● **Prompt**
Find all the lines in the material below with the word "Bidding", and copy them.

● **Record set**
Start of Block
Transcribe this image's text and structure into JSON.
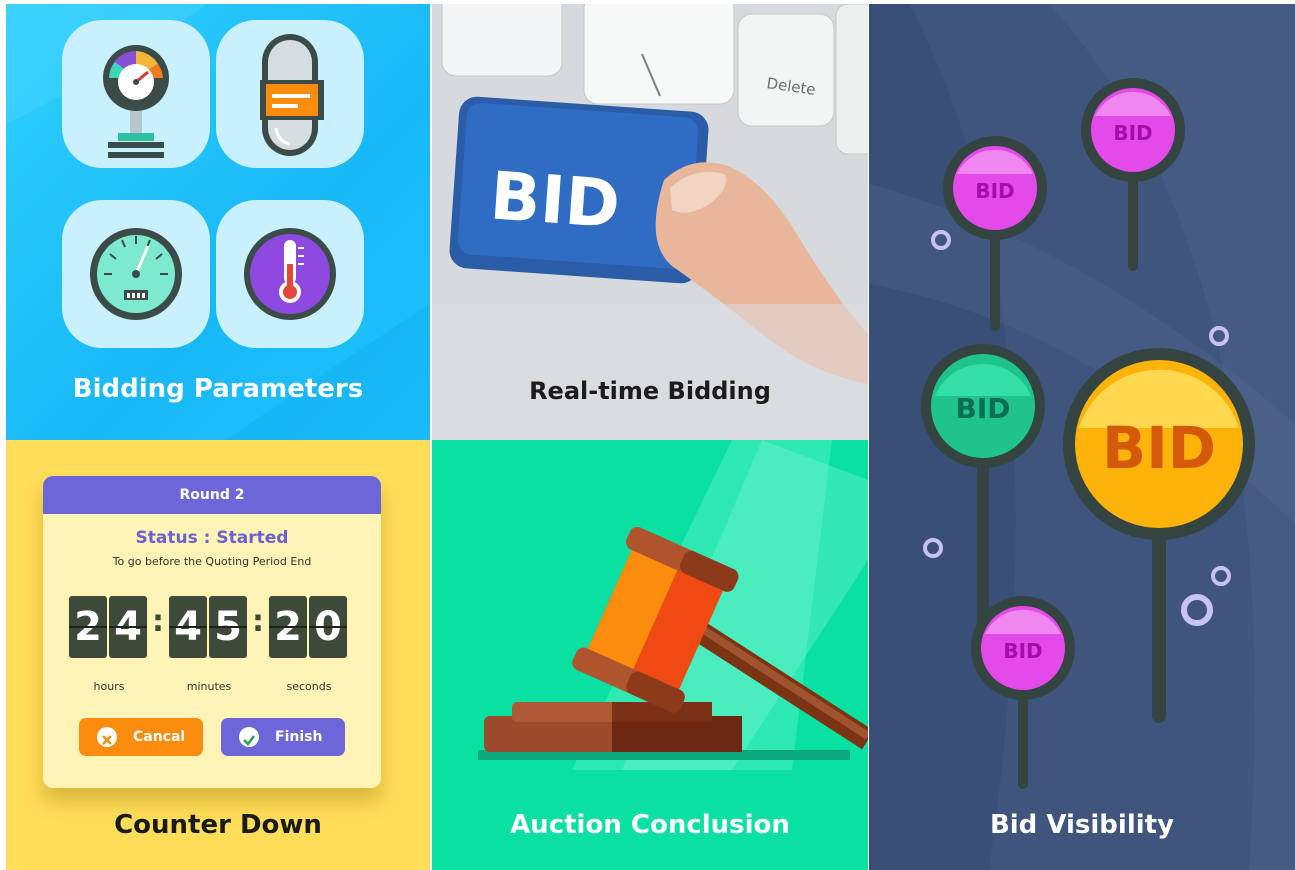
{
  "tiles": {
    "params": {
      "title": "Bidding Parameters"
    },
    "realtime": {
      "title": "Real-time Bidding",
      "key_label": "BID",
      "delete_key": "Delete"
    },
    "counter": {
      "title": "Counter Down",
      "round": "Round 2",
      "status": "Status : Started",
      "subtitle": "To go before the Quoting Period End",
      "hours": [
        "2",
        "4"
      ],
      "minutes": [
        "4",
        "5"
      ],
      "seconds": [
        "2",
        "0"
      ],
      "separator": ":",
      "units": {
        "hours": "hours",
        "minutes": "minutes",
        "seconds": "seconds"
      },
      "cancel_label": "Cancal",
      "finish_label": "Finish"
    },
    "conclusion": {
      "title": "Auction Conclusion"
    },
    "visibility": {
      "title": "Bid Visibility",
      "pin_label": "BID"
    }
  },
  "colors": {
    "sky": "#18b8f6",
    "yellow": "#fedd59",
    "mint": "#0be0a3",
    "navy": "#3f557e",
    "purple": "#6d66d8",
    "orange": "#fb8c0e"
  },
  "icons": [
    "pressure-gauge-icon",
    "capsule-icon",
    "speedometer-icon",
    "thermometer-icon",
    "gavel-icon",
    "close-icon",
    "check-icon",
    "bid-pin-icon"
  ]
}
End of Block
● **Task response**
      "title": "Bidding Parameters"
      "title": "Real-time Bidding",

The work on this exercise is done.